Help identifying (hopefully) '72 P bass

Discussion in 'Basses [BG]' started by HenLo, Jun 21, 2020.

  1. HenLo


    Jun 16, 2020
    Hi all,

    First time poster (though long time lurker).

    So, long story short: last week I picked up what I was told was, for want of a better word, the remains of a 72 p bass. At the time I had no idea what was more or less likely to be genuine - all in parts, horribly broken neck, heavily scarred body, but pickups looked the real thing, and neck stamp at least gave some hope that the rest of the guitar might be more or less genuine. Seller had picked it up as parts from someone who was moving home: apparently it had laid in a cupboard, in parts, for at least 30 years.

    Got it home, and here's what I found:

    - Neck: completely broken (see pic) but looks genuine. Heel stamped Sep 197-something (could be 2), with what looks like a "B" following. Tuners check out, though one's been changed for a Hipshot at some point.
    - Neck plate also looks genuine, consistent with 72.
    - Pickups - stamps looks genuine, and again point to 72. One pup has been rewound by Kent Armstrong who confirmed was between 85-90.
    - Bridge - looks fine. Only came with three screws though so no idea if ever had extended 1 3/4 G string saddle screw.
    - Pickguard - also looks period correct. Holes in right place for tug-rest.
    - Wiring - all changed, as far as I can tell, for what looked like late 70's / 80's British-made pots. No idea about cap. Jack stamped "Switchcraft Mexico".

    So far so OK. Here's the puzzle though.

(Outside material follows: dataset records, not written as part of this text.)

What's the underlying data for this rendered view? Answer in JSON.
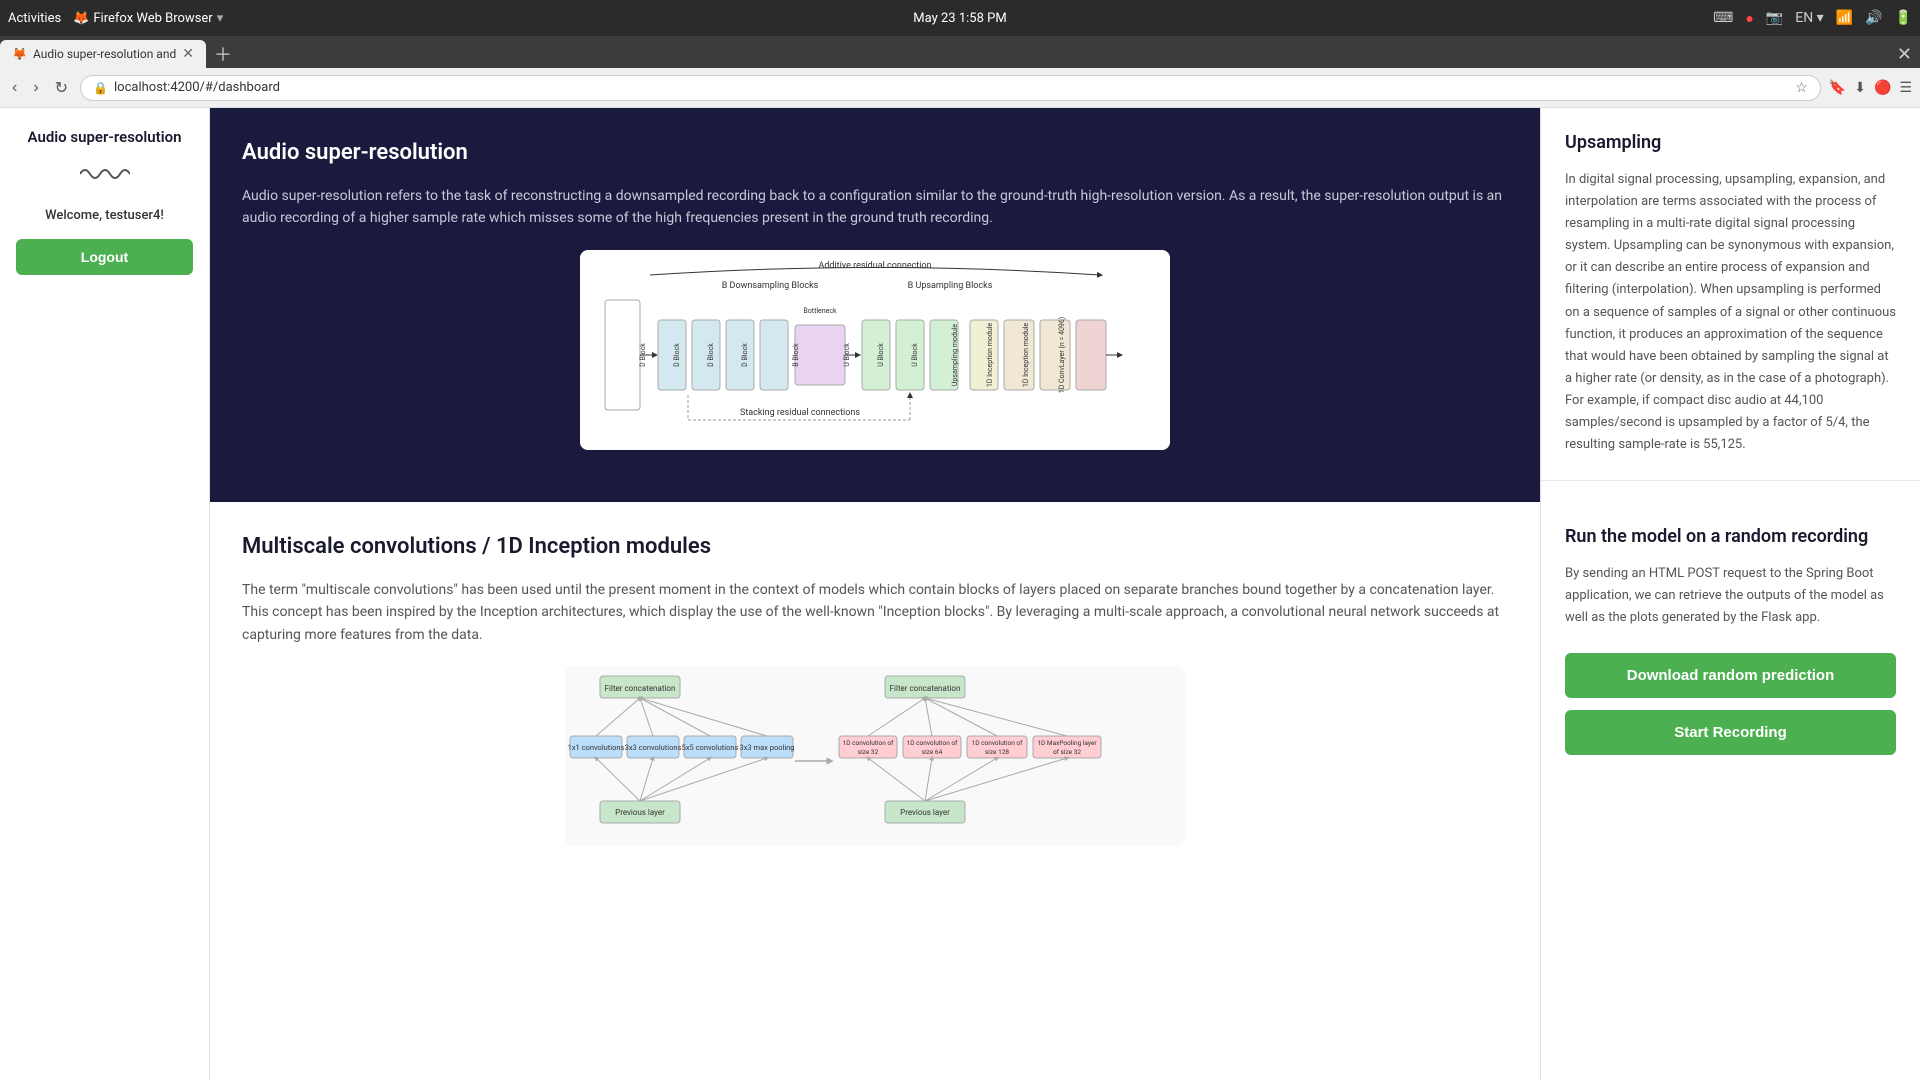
{
  "browser": {
    "topbar": {
      "activities": "Activities",
      "firefox": "Firefox Web Browser",
      "time": "May 23  1:58 PM"
    },
    "tab": {
      "title": "Audio super-resolution and",
      "favicon": "🦊"
    },
    "address": "localhost:4200/#/dashboard"
  },
  "sidebar": {
    "title": "Audio super-resolution",
    "icon": "〜",
    "welcome": "Welcome, testuser4!",
    "logout_label": "Logout"
  },
  "hero_section": {
    "title": "Audio super-resolution",
    "description": "Audio super-resolution refers to the task of reconstructing a downsampled recording back to a configuration similar to the ground-truth high-resolution version. As a result, the super-resolution output is an audio recording of a higher sample rate which misses some of the high frequencies present in the ground truth recording."
  },
  "upsampling_section": {
    "title": "Upsampling",
    "text": "In digital signal processing, upsampling, expansion, and interpolation are terms associated with the process of resampling in a multi-rate digital signal processing system. Upsampling can be synonymous with expansion, or it can describe an entire process of expansion and filtering (interpolation). When upsampling is performed on a sequence of samples of a signal or other continuous function, it produces an approximation of the sequence that would have been obtained by sampling the signal at a higher rate (or density, as in the case of a photograph). For example, if compact disc audio at 44,100 samples/second is upsampled by a factor of 5/4, the resulting sample-rate is 55,125."
  },
  "multiscale_section": {
    "title": "Multiscale convolutions / 1D Inception modules",
    "description": "The term \"multiscale convolutions\" has been used until the present moment in the context of models which contain blocks of layers placed on separate branches bound together by a concatenation layer. This concept has been inspired by the Inception architectures, which display the use of the well-known \"Inception blocks\". By leveraging a multi-scale approach, a convolutional neural network succeeds at capturing more features from the data."
  },
  "run_model_section": {
    "title": "Run the model on a random recording",
    "description": "By sending an HTML POST request to the Spring Boot application, we can retrieve the outputs of the model as well as the plots generated by the Flask app.",
    "download_btn": "Download random prediction",
    "record_btn": "Start Recording"
  }
}
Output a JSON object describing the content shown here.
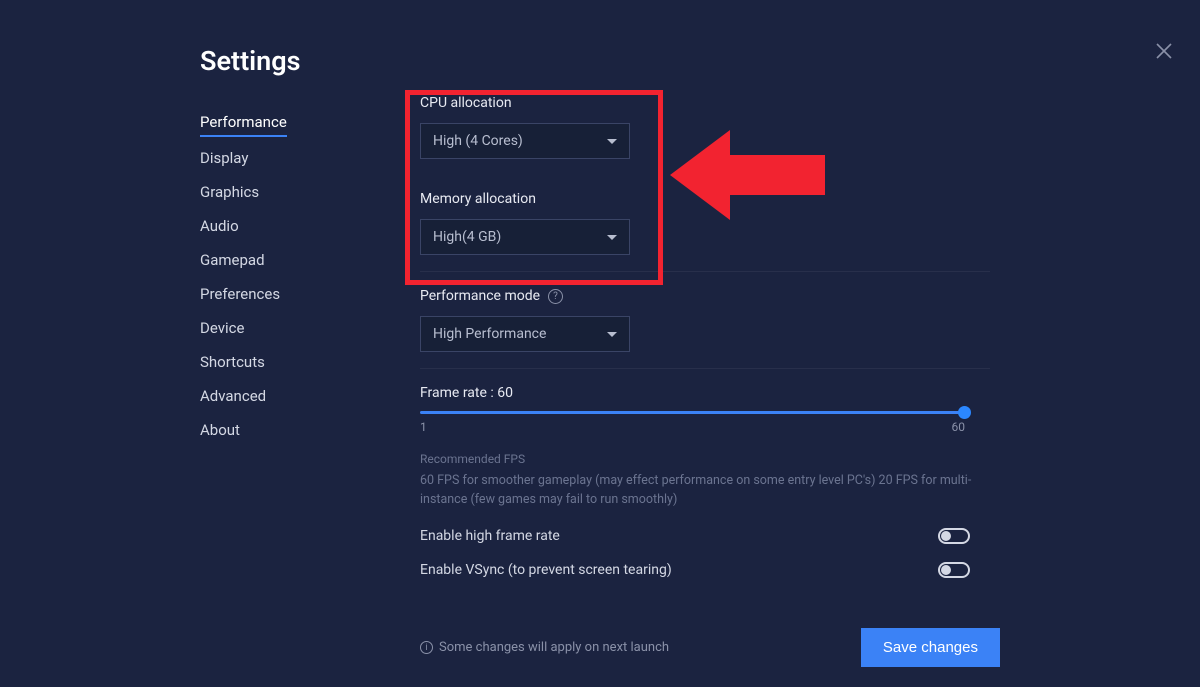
{
  "title": "Settings",
  "sidebar": {
    "items": [
      {
        "label": "Performance",
        "active": true
      },
      {
        "label": "Display"
      },
      {
        "label": "Graphics"
      },
      {
        "label": "Audio"
      },
      {
        "label": "Gamepad"
      },
      {
        "label": "Preferences"
      },
      {
        "label": "Device"
      },
      {
        "label": "Shortcuts"
      },
      {
        "label": "Advanced"
      },
      {
        "label": "About"
      }
    ]
  },
  "cpu": {
    "label": "CPU allocation",
    "value": "High (4 Cores)"
  },
  "memory": {
    "label": "Memory allocation",
    "value": "High(4 GB)"
  },
  "perf_mode": {
    "label": "Performance mode",
    "value": "High Performance"
  },
  "frame_rate": {
    "label": "Frame rate : 60",
    "min": "1",
    "max": "60",
    "value": 60
  },
  "recommended": {
    "title": "Recommended FPS",
    "body": "60 FPS for smoother gameplay (may effect performance on some entry level PC's) 20 FPS for multi-instance (few games may fail to run smoothly)"
  },
  "toggles": {
    "high_frame": "Enable high frame rate",
    "vsync": "Enable VSync (to prevent screen tearing)"
  },
  "footer": {
    "note": "Some changes will apply on next launch",
    "save": "Save changes"
  }
}
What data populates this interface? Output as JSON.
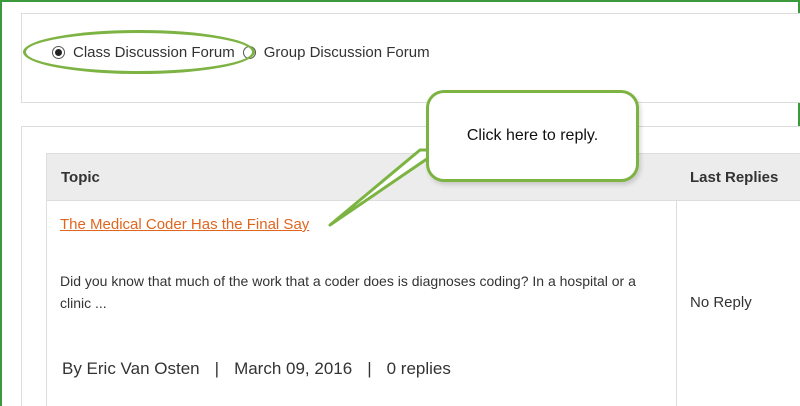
{
  "forum_selector": {
    "options": [
      {
        "label": "Class Discussion Forum",
        "selected": true
      },
      {
        "label": "Group Discussion Forum",
        "selected": false
      }
    ]
  },
  "callout": {
    "text": "Click here to reply."
  },
  "table": {
    "headers": {
      "topic": "Topic",
      "last_replies": "Last Replies"
    },
    "rows": [
      {
        "title": "The Medical Coder Has the Final Say",
        "excerpt": "Did you know that much of the work that a coder does is diagnoses coding? In a hospital or a clinic ...",
        "author": "By Eric Van Osten",
        "date": "March 09, 2016",
        "replies": "0 replies",
        "separator": "|",
        "last_reply": "No Reply"
      }
    ]
  },
  "colors": {
    "frame_border": "#3c9a3c",
    "highlight": "#7cb342",
    "link": "#e06620",
    "header_bg": "#ececec"
  }
}
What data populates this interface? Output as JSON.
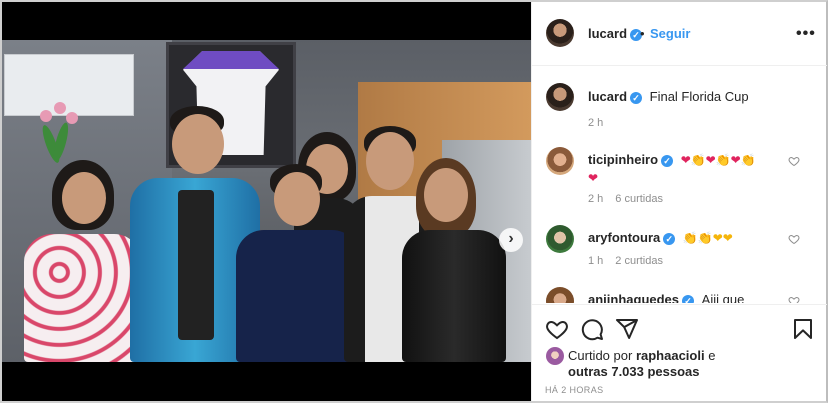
{
  "post": {
    "author": "lucard",
    "follow_label": "Seguir",
    "separator": "•",
    "more_label": "•••",
    "caption_author": "lucard",
    "caption": "Final Florida Cup",
    "caption_time": "2 h",
    "carousel_next": "›"
  },
  "comments": [
    {
      "user": "ticipinheiro",
      "text": "❤👏❤👏❤👏",
      "text2": "❤",
      "time": "2 h",
      "likes": "6 curtidas"
    },
    {
      "user": "aryfontoura",
      "text": "👏👏❤❤",
      "time": "1 h",
      "likes": "2 curtidas"
    },
    {
      "user": "aniinhaguedes",
      "text": "Aiii que legal!!!"
    }
  ],
  "likes": {
    "prefix": "Curtido por",
    "user": "raphaacioli",
    "suffix": "e",
    "others": "outras 7.033 pessoas"
  },
  "timestamp": "HÁ 2 HORAS",
  "icons": [
    "heart-icon",
    "comment-icon",
    "share-icon",
    "bookmark-icon",
    "verified-icon",
    "tag-people-icon",
    "chevron-right-icon",
    "more-options-icon"
  ],
  "colors": {
    "link": "#3897f0",
    "text": "#262626",
    "muted": "#8e8e8e",
    "heart": "#e0245e"
  }
}
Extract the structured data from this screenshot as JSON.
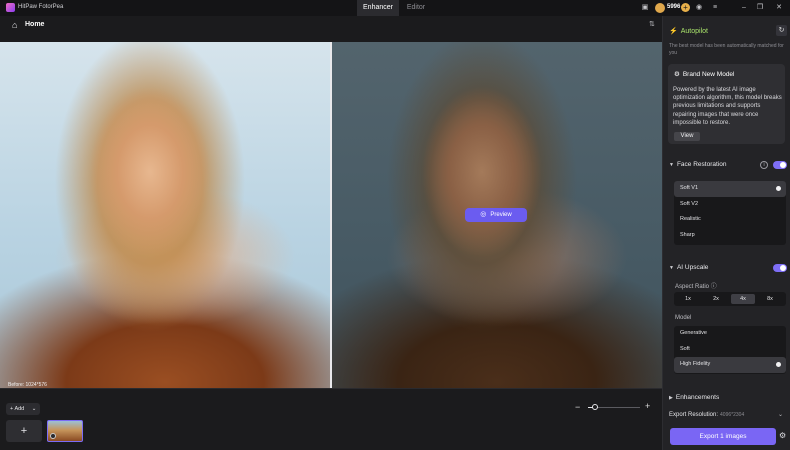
{
  "app": {
    "name": "HitPaw FotorPea"
  },
  "tabs": [
    {
      "label": "Enhancer",
      "active": true
    },
    {
      "label": "Editor",
      "active": false
    }
  ],
  "titlebar": {
    "coins": "5996"
  },
  "nav": {
    "home_label": "Home"
  },
  "canvas": {
    "before_label": "Before: 1024*576",
    "preview_label": "Preview"
  },
  "bottom": {
    "add_label": "Add"
  },
  "panel": {
    "autopilot_label": "Autopilot",
    "autopilot_note": "The best model has been automatically matched for you",
    "model_card": {
      "title": "Brand New Model",
      "description": "Powered by the latest AI image optimization algorithm, this model breaks previous limitations and supports repairing images that were once impossible to restore.",
      "view_label": "View"
    },
    "face_restoration": {
      "label": "Face Restoration",
      "enabled": true,
      "options": [
        "Soft V1",
        "Soft V2",
        "Realistic",
        "Sharp"
      ],
      "selected": "Soft V1"
    },
    "ai_upscale": {
      "label": "AI Upscale",
      "enabled": true,
      "aspect_ratio_label": "Aspect Ratio",
      "ratios": [
        "1x",
        "2x",
        "4x",
        "8x"
      ],
      "selected_ratio": "4x",
      "model_label": "Model",
      "models": [
        "Generative",
        "Soft",
        "High Fidelity"
      ],
      "selected_model": "High Fidelity"
    },
    "enhancements_label": "Enhancements",
    "export_resolution_label": "Export Resolution:",
    "export_resolution_value": "4096*2304",
    "export_button_label": "Export 1 images"
  },
  "colors": {
    "accent": "#7a66f4",
    "autopilot": "#a9e36b",
    "coin": "#e0a84c"
  }
}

    The body is in lousy shape: it seems to have been used as the head of an axe when (presumably in a fit of punk) the neck was broken. On the face of the body though, all seems 72-consistent. BUT - the neck pocket was, when I got the guitar, completely varnished over. Have never come across a Fender guitar with that, so I assume the body has been refinished, or at least re-varnished at some point in the past.

    The body checking suggests a nitro finish, and sure enough, with the gentle help of acetone, the neck pocket cleaned up, revealing a hanging pin dowel in the right place as well as what seem to be routing/dremel marks where some of the original pocket has been removed.

    More intriguing, removing the pocket finish revealed what seems to be the remnants of some green-coloured lettering - a stamp? - with a small circle beneath and what seems to be a letter/number underneath it (treble side of pocket).

    The other thing that throws me slightly is that there are an additional two screw holes beneath the bridge plate, that suggest that at some point the guitar has had a different bridge fitted.

    I'm not enormously worried about value of the guitar as plan is to get it up and playing (Hosco neck ordered).

    I'd be hugely grateful, though, for any thoughts on whether the body looks genuine - particularly given the previous state of the neck pocket. TIA!

    Attached Files:

  2. HenLo


    Jun 16, 2020
    And one more with p/guard and bridge.

    Attached Files:

  3. FranF

    FranF Supporting Member

    Jul 25, 2004
    Northeastern PA
    Your assessment is all pretty much spot-on. It's a legit '72, everything but the pots, jack, wiring, one tuner.
    HenLo and FenderOli like this.
  4. HenLo


    Jun 16, 2020
    Huge thanks. Much appreciated.

    Have to confess am really puzzled by what could have happened to the neck pocket. The sunburst itself looks original. Is it possible someone just decided to lacquer over the original finish - depositing gunk in the pocket and, I assume, also in other routings?

    The things folk did to (now) vintage instruments in the 80s...